  3. Assist in his or her defense in a rational or reasonable manner.

See G.S. 15A-1001(a). If a defendant fails to meet any one of these criteria, the defendant may not be put on trial, permitted to plead, sentenced or punished. State v. Jenkins, 300 N.C. 578 (1980); State v. Shytle, 323 N.C. 684 (1989). See also Godinez v. Moran, 509 U.S. 389 (1993) (standard for competence to plead guilty and to waive counsel is the same as standard for competence to stand trial). But note that this does not prevent the court from addressing any motions that can be handled by counsel without the assistance of the defendant. G.S. 15A-1001(b).

The trial court’s determination of capacity to proceed receives deference on appellate review. See State v. Newson, 239 N.C. App. 183 (2015) (affirming trial court’s finding of competency based on several reports and hearings, despite one contrary expert opinion); State v. Chukwu, 230 N.C. App. 553 (2013) (deferring to trial court's determination of competency, despite some evidence defendant experienced delusions and was unwilling to work with defense counsel).

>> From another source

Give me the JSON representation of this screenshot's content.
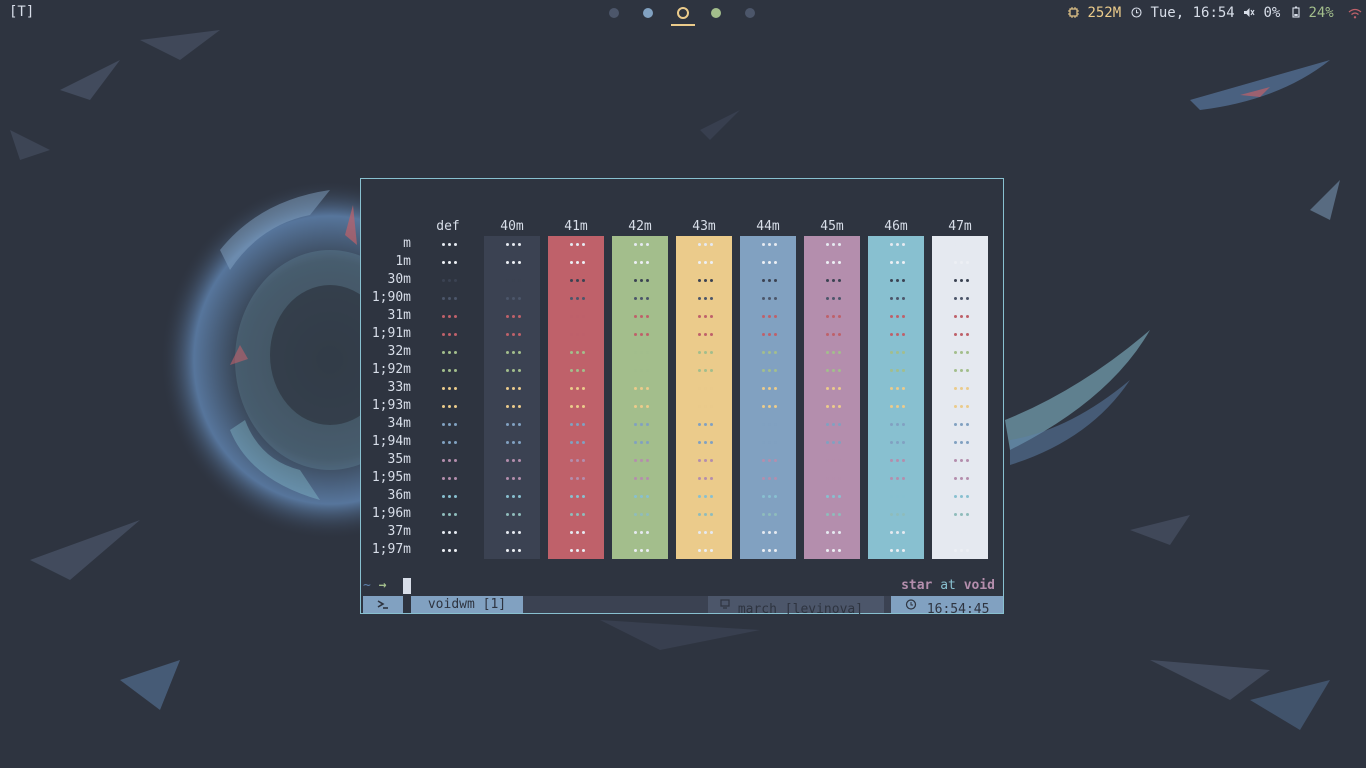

The standard for “capacity to proceed” differs from the standard for whether the defendant was "insane" at the time he or she allegedly committed the crime charged. See, e.g., State v. Jones, 293 N.C. 413, 425 (1977) ("It is thoroughly established in the law of this State, by numerous decisions of this Court, that the test of insanity as a defense to a criminal charge is whether the accused, at the time of the alleged act, was laboring under such a defect of reason, from disease or deficiency of the mind, as to be incapable of knowing the nature and quality of the act, or, if he does know this, was, by reason of such defect of reason, incapable of distinguishing between right and wrong in relation to such act."); see also G.S. 122C-268(j) (stating the criteria for involuntary commitment: "the court shall find by clear, cogent, and convincing evidence that the respondent is mentally ill and dangerous to self, as defined in G.S. 122C-3(11)a., or dangerous to others").

Portions of this entry were excerpted from the 2013 North Carolina Defender Manual, Volume I, Chapter 2.